Work order:
Reproduce the records precisely. Every line should be included.

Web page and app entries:
·····

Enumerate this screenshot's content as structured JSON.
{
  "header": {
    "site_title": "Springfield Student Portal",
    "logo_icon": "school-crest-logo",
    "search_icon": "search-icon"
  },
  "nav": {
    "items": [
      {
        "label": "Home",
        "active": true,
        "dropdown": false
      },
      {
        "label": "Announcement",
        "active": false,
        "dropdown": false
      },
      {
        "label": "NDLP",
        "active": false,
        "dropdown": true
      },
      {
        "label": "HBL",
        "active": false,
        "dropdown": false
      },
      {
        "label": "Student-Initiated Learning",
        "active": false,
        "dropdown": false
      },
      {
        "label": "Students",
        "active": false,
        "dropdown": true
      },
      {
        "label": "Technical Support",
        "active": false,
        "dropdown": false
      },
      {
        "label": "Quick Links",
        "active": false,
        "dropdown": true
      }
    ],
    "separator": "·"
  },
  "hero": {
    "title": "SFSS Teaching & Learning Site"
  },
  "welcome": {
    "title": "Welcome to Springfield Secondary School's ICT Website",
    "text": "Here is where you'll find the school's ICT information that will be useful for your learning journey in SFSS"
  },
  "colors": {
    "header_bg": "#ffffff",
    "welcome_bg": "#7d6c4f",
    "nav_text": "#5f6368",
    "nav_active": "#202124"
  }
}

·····

Result:
Enumerate this screenshot's content as structured JSON.
{
  "header": {
    "site_title": "Springfield Student Portal",
    "logo_icon": "school-crest-logo",
    "search_icon": "search-icon"
  },
  "nav": {
    "items": [
      {
        "label": "Home",
        "active": true,
        "dropdown": false
      },
      {
        "label": "Announcement",
        "active": false,
        "dropdown": false
      },
      {
        "label": "NDLP",
        "active": false,
        "dropdown": true
      },
      {
        "label": "HBL",
        "active": false,
        "dropdown": false
      },
      {
        "label": "Student-Initiated Learning",
        "active": false,
        "dropdown": false
      },
      {
        "label": "Students",
        "active": false,
        "dropdown": true
      },
      {
        "label": "Technical Support",
        "active": false,
        "dropdown": false
      },
      {
        "label": "Quick Links",
        "active": false,
        "dropdown": true
      }
    ],
    "separator": "·"
  },
  "hero": {
    "title": "SFSS Teaching & Learning Site"
  },
  "welcome": {
    "title": "Welcome to Springfield Secondary School's ICT Website",
    "text": "Here is where you'll find the school's ICT information that will be useful for your learning journey in SFSS"
  },
  "colors": {
    "header_bg": "#ffffff",
    "welcome_bg": "#7d6c4f",
    "nav_text": "#5f6368",
    "nav_active": "#202124"
  }
}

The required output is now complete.